Social pressure and immaturity can make teens more likely to experiment with drugs and alcohol, especially if they are friends use or abuse substances.
How Addiction is Treated in Teens
During addiction, drugs, and alcohol cause changes and alterations to your pleasure and reward center and create significant neurotransmitter imbalances. Your brain associates your substance of choice with pleasure, as well as everything that reminds you of your substance of choice. This causes intense cravings when you are exposed to triggers, which can be people, places, or things.
Treatment is typically necessary to recover from a substance abuse disorder because it takes time for your brain to relearn how to properly release neurotransmitters. Physical addictions also cause your body to rely on your substance of choice. This results in withdrawal symptoms when you stop using.
Inpatient and outpatient treatment centers can offer:
- Individual therapy program
- Group therapy program
- Family counseling
- Cognitive-behavioral therapy
- Dialectical behavior therapy
- Medication-assisted therapy
- Medically supervised detox services
- Aftercare and discharge planning
Starting Treatment Today
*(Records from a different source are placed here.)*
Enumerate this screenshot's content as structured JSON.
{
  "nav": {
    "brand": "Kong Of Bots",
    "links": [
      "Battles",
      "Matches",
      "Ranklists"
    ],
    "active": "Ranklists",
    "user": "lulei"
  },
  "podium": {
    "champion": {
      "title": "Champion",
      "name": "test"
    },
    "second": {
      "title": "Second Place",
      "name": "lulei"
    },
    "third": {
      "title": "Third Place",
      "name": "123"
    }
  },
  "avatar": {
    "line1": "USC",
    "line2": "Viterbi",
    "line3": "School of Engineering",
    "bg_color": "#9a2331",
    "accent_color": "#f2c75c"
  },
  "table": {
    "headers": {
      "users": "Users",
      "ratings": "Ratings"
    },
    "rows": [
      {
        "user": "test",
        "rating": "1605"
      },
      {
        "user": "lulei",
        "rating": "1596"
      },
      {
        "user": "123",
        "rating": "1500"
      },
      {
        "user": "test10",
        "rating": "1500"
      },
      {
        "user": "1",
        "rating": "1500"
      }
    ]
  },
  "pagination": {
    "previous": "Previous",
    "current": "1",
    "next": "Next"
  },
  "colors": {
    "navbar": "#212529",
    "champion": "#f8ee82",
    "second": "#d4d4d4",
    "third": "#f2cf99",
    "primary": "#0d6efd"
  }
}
Social media, teens, and substance abuse disorders can create a toxic combination. Addiction can be beaten, no matter how long your teen has been struggling. If your teen is struggling with an addiction, early treatment is essential to recovery. Contact us today at 855.786.1978 to learn more about our teen substance abuse treatment programs. Get help for your loved one today.
Licensed Physician and Surgeon
Dr. Beth Dunlap, a board-certified addiction medicine and family medicine physician, and is the medical director at Northern Illinois Recovery Center. She is responsible for overseeing all the integrated medical services at both campuses. Beth completed medical school, residency, and fellowship at Northwestern University, where she continues to serve on the faculty as a member of the Department of Family and Community Medicine. She has extensive experience in addiction medicine at all levels of care, and her clinical interests include integrated primary care and addiction medicine, harm reduction, and medication-assisted treatment.